IMRT delivers a single dose of radiation through collimators — hundreds of tiny radiation beam-shaping devices, the National Cancer Institute points out. The collimators may be stationary, or they may be programmed to move during IMRT in order to change the intensity of the radiation beams, allowing different areas of a tumor or nearby tissues to receive different amounts of radiation.
Although most treatment sessions with intensity modulated radiotherapy take only between 10 and 30 minutes, you will need multiple sessions. If you undergo IMRT for breast cancer, you’ll likely have a treatment five days a week for several weeks. However, the total number of IMRT sessions depends on your specific case, including the type of cancer you have and the size and location of the tumor.
Although IMRT is painless, skin exposed to any radiation treatment sometimes develops the itchy, dry, discolored condition known as radiation dermatitis. Most skin reactions slowly resolve after radiation therapy ends.
But IMRT may reduce or prevent the occurrence of radiation-linked skin problems in many breast cancer patients. A follow-up study of more than a thousand patients who underwent IMRT for breast cancer found a significant reduction in skin side effects.

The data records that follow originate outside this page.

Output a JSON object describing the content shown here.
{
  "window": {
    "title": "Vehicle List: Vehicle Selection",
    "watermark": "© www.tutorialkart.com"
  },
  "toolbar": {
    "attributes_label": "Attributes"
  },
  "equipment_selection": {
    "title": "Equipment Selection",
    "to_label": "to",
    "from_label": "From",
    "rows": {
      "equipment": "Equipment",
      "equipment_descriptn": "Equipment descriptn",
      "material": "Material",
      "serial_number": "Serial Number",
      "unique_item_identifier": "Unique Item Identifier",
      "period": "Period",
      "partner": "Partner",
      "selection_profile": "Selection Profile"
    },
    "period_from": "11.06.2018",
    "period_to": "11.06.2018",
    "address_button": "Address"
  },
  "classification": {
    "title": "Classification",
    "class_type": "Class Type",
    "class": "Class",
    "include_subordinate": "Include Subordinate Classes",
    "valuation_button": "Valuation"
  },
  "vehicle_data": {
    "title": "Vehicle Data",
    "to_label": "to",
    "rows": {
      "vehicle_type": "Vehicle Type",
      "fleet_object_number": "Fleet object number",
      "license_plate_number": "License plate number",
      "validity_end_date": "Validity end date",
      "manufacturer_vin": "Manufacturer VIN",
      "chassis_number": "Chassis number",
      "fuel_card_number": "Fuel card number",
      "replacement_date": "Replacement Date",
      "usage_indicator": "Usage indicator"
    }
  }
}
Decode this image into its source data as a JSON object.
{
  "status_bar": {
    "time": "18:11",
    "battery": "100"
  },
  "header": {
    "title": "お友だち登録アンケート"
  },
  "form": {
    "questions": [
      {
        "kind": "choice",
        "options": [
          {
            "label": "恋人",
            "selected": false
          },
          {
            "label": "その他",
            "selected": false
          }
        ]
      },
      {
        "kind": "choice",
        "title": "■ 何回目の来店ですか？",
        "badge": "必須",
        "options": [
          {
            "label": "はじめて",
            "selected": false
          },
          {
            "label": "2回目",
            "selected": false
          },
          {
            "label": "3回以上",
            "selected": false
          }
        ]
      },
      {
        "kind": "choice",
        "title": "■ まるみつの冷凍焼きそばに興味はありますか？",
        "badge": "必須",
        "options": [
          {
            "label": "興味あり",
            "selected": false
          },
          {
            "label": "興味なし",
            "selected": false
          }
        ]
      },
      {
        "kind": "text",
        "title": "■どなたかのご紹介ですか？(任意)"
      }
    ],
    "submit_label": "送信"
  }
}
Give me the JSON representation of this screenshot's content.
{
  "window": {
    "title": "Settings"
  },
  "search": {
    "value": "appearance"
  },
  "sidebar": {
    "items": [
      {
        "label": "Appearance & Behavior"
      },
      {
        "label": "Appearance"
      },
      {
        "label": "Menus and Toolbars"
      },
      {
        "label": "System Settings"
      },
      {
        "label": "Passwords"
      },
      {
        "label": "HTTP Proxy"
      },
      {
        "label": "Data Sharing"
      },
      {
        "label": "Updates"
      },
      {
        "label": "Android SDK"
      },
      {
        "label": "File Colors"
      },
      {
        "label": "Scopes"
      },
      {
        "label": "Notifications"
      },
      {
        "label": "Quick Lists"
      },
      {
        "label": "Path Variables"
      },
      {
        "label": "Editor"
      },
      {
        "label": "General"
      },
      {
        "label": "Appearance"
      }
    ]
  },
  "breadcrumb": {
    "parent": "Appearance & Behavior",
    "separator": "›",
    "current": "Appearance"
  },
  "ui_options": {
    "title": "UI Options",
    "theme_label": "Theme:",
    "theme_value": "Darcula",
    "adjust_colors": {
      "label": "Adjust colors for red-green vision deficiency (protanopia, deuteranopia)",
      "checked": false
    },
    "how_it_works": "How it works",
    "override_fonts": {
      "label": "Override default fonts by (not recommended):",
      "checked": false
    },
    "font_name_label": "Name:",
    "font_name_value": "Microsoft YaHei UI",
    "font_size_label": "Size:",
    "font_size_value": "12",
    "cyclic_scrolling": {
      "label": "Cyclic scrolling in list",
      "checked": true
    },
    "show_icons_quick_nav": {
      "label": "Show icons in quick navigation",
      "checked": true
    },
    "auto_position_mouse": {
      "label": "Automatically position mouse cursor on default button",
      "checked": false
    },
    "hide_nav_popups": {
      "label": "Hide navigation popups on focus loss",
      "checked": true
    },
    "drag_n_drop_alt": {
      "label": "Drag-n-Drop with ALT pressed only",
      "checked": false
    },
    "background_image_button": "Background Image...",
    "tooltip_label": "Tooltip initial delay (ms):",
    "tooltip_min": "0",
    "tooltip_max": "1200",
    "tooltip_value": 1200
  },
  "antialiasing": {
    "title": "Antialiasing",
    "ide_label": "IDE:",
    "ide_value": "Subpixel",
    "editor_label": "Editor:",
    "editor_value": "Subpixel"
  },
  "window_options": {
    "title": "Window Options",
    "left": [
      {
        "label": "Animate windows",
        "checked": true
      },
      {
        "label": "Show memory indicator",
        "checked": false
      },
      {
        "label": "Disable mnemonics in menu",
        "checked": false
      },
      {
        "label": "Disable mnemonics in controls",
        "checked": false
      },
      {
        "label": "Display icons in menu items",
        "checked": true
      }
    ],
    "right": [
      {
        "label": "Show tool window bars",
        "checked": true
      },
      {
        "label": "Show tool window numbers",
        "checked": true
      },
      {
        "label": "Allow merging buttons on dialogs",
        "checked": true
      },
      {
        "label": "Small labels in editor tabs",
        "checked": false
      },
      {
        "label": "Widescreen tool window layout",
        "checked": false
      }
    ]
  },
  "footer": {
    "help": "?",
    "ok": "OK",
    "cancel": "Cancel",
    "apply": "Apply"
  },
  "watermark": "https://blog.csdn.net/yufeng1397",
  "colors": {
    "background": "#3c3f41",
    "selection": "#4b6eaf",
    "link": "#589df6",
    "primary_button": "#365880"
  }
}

“Analyzing the results five years after treatment, we saw significant benefits in patients who had received IMRT,” said researcher Charlotte Coles, M.D., from Addenbrooke’s Hospital Oncology Center in Cambridge, UK. “We saw that fewer patients in the IMRT group developed skin telangiectasia (dilated blood vessels near the surface of the skin), and the overall cosmetic effect in the breast was better.”
March 16, 2020
Janet O’Dell, RN